• EXERCISE BRIEF
In the listing below, find each line that holds "Beer" and list it.

• SUPPLIED ENTRIES
::::
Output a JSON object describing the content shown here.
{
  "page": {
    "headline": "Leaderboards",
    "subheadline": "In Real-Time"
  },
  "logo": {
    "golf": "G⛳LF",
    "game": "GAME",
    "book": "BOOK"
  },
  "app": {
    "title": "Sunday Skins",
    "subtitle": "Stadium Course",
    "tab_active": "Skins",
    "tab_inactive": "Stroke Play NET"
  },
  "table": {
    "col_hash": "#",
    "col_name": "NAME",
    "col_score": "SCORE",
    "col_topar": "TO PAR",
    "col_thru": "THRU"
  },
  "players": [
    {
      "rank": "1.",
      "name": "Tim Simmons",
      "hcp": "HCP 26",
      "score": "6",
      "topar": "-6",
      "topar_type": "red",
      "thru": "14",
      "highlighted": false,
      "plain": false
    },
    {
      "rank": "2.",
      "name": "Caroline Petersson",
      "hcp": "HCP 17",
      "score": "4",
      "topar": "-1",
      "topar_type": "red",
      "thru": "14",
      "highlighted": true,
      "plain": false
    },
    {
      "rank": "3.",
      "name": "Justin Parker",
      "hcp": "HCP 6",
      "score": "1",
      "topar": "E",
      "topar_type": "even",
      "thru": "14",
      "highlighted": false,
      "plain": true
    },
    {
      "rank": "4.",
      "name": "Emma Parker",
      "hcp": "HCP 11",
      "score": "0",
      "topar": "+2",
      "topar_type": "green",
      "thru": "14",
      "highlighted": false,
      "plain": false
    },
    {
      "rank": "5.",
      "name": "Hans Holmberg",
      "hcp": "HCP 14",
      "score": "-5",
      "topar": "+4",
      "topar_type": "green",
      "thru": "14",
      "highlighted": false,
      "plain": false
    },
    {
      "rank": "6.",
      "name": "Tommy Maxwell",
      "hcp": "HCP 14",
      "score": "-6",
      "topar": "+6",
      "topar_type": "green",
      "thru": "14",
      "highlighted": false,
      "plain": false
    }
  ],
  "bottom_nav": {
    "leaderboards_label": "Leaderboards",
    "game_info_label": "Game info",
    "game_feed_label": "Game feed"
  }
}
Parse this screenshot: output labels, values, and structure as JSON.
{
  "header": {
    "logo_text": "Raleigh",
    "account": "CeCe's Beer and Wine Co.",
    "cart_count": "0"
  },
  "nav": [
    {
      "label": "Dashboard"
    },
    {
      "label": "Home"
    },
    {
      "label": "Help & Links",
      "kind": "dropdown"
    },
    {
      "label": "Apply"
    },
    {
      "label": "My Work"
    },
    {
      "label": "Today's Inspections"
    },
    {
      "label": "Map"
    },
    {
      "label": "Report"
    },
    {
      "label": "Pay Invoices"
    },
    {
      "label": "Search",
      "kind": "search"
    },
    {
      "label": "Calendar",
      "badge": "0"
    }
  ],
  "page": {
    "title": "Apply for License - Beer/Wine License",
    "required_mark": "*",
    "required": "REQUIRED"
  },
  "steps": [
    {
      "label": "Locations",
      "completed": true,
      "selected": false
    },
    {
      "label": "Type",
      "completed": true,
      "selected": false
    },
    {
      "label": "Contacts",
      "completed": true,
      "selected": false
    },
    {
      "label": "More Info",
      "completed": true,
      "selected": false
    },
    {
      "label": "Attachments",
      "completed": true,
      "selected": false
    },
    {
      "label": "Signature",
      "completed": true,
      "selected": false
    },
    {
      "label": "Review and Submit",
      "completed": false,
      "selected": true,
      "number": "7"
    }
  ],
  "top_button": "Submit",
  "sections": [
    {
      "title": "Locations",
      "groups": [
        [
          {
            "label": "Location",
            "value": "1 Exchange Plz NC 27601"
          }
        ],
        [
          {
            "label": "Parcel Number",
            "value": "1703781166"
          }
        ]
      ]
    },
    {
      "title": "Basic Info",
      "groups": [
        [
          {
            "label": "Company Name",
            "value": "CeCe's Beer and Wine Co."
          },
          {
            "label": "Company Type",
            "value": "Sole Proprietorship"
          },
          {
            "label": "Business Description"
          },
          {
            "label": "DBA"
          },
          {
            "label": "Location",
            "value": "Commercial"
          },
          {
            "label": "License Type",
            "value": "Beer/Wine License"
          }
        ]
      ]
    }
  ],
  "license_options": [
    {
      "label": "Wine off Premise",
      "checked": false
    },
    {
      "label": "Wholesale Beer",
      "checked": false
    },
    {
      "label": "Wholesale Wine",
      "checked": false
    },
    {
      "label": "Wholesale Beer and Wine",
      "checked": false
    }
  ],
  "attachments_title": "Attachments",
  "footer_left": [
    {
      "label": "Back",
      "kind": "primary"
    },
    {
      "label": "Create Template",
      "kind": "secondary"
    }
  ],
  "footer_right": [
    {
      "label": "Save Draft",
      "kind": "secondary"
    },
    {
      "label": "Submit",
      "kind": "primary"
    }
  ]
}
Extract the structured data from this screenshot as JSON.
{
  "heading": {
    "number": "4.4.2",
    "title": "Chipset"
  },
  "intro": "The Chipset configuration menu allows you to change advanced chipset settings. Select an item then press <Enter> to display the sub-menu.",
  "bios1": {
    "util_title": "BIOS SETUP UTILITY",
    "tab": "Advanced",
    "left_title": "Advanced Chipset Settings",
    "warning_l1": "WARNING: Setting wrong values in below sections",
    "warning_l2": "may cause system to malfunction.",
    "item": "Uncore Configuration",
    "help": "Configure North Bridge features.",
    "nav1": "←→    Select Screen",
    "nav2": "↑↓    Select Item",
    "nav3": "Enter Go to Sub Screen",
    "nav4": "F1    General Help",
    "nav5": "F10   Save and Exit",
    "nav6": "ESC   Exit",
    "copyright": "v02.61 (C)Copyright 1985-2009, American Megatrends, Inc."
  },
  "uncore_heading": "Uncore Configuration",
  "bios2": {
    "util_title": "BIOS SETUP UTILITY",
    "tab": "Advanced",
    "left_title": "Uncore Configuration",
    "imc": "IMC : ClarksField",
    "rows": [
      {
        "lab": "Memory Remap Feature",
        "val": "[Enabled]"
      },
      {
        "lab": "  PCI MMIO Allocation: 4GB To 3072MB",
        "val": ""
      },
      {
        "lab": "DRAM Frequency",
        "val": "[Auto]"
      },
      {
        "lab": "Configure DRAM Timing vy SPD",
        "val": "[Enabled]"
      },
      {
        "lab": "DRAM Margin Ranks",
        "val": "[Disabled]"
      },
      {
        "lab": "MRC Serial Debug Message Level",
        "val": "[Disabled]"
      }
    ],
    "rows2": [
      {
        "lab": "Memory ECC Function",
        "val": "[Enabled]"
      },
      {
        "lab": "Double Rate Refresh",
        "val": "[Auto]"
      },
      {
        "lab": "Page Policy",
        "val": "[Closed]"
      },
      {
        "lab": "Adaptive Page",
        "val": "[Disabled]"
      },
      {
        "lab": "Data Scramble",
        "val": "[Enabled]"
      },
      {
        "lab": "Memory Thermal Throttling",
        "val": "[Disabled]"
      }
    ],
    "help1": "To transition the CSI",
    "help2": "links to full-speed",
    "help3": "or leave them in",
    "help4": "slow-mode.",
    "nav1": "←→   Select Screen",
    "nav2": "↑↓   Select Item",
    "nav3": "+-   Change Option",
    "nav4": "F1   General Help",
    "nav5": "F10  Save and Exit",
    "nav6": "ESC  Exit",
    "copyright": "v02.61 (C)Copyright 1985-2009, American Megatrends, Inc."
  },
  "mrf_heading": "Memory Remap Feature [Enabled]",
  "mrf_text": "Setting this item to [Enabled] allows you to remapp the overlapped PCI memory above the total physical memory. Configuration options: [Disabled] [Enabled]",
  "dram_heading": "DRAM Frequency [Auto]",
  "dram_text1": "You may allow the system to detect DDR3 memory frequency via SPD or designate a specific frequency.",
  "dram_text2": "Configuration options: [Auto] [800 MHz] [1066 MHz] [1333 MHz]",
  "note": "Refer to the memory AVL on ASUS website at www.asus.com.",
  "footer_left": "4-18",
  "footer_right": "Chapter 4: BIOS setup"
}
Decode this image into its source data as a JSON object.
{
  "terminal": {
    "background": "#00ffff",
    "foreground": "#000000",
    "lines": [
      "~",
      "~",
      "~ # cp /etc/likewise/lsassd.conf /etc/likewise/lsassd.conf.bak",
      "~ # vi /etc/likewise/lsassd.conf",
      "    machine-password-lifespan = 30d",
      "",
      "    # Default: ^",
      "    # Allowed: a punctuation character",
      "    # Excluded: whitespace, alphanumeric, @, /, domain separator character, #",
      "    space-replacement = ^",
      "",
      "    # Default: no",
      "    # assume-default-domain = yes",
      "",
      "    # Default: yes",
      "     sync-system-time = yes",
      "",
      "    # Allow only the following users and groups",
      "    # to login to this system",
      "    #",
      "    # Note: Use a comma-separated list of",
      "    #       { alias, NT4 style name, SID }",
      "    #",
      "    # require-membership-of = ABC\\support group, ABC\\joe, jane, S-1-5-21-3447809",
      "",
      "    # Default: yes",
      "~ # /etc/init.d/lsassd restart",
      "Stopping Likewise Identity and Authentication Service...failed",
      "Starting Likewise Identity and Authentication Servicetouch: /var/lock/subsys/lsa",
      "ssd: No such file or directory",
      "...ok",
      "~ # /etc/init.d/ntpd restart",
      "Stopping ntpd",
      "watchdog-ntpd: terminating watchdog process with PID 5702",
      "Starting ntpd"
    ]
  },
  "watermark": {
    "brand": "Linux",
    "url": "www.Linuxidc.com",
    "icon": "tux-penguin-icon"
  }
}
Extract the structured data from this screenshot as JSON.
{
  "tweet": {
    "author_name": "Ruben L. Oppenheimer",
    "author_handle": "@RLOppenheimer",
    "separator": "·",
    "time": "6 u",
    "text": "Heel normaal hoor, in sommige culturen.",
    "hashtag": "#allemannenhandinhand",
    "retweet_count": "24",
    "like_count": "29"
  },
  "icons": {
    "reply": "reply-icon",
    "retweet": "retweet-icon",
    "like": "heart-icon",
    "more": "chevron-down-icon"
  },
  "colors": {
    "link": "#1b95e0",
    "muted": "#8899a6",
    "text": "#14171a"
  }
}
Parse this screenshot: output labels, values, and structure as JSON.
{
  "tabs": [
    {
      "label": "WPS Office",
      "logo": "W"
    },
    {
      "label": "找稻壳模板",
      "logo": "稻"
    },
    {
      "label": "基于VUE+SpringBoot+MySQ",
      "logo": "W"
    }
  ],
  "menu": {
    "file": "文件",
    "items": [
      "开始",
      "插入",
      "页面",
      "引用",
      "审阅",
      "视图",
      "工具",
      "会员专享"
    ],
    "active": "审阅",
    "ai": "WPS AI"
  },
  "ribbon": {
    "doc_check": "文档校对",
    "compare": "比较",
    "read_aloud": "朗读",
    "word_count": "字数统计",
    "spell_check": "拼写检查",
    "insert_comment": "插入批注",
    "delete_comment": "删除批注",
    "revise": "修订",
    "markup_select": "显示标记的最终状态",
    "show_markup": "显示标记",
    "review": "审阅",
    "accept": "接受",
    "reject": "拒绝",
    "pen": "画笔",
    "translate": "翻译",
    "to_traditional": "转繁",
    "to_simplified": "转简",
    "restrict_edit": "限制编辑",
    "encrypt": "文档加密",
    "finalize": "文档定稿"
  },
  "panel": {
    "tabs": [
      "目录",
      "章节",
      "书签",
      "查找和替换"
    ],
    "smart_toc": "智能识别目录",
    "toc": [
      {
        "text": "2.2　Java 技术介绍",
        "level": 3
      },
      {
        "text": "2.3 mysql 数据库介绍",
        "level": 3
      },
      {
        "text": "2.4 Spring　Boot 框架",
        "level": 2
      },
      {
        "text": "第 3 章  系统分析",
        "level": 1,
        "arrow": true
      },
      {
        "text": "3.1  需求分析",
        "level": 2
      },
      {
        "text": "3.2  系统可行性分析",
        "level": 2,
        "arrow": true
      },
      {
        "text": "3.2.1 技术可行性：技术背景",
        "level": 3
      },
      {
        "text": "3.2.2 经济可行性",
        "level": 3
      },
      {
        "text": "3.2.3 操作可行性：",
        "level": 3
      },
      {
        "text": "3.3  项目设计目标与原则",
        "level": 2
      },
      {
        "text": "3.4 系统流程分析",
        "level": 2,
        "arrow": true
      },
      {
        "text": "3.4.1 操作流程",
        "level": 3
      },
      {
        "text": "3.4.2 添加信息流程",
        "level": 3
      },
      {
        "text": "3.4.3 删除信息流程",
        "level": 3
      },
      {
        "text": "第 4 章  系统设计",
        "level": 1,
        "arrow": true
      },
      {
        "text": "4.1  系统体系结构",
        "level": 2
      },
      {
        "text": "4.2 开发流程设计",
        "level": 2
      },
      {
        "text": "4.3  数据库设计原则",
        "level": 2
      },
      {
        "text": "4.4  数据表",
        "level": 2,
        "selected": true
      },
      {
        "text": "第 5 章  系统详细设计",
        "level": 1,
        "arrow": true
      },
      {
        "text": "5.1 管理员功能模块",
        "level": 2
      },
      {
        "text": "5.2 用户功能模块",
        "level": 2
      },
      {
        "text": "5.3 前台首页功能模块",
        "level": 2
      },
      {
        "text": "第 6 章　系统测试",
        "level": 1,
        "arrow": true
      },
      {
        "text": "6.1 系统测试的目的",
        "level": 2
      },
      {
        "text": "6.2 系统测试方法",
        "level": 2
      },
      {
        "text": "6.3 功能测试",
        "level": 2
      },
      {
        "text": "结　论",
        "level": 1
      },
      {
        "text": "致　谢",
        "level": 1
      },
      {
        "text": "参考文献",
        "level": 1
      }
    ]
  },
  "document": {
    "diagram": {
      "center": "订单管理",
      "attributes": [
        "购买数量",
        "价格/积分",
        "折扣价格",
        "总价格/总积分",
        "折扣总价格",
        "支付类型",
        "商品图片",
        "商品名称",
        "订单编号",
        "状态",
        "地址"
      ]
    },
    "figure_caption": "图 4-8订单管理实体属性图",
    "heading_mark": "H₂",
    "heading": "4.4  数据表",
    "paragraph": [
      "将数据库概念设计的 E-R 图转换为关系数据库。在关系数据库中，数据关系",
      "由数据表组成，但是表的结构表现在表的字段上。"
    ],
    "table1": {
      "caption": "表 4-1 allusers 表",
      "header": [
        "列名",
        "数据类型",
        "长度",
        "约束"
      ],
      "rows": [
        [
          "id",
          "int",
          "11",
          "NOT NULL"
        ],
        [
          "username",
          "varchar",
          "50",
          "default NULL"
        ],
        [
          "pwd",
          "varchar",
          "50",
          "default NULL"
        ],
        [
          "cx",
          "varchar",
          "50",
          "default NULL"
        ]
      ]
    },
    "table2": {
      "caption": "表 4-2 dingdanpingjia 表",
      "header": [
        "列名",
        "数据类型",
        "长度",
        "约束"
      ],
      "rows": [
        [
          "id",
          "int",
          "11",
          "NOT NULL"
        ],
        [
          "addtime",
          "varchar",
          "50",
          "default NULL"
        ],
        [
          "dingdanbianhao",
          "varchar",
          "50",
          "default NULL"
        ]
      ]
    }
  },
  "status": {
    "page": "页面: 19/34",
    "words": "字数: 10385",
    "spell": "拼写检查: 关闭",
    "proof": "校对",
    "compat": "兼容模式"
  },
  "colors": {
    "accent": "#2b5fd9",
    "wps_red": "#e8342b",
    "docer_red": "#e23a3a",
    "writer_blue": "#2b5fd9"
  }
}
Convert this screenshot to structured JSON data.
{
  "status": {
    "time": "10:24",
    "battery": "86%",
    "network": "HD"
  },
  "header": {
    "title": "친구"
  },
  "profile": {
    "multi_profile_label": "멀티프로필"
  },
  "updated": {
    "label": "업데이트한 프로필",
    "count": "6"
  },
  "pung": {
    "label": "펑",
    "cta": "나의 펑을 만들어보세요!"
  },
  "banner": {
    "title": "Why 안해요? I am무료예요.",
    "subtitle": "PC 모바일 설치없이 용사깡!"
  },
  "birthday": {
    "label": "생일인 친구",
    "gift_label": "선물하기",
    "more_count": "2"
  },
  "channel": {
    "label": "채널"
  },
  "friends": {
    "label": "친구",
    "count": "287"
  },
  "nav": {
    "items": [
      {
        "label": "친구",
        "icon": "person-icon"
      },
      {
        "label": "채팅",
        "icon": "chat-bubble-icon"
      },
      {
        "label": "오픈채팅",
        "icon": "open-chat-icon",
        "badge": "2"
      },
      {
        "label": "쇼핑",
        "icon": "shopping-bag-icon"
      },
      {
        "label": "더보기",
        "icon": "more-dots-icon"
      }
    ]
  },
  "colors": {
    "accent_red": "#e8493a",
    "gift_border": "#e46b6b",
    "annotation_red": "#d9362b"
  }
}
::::
• EXPECTED ANSWER
    "account": "CeCe's Beer and Wine Co.",
    "title": "Apply for License - Beer/Wine License",
            "value": "CeCe's Beer and Wine Co."
            "value": "Beer/Wine License"
      "label": "Wholesale Beer",
      "label": "Wholesale Beer and Wine",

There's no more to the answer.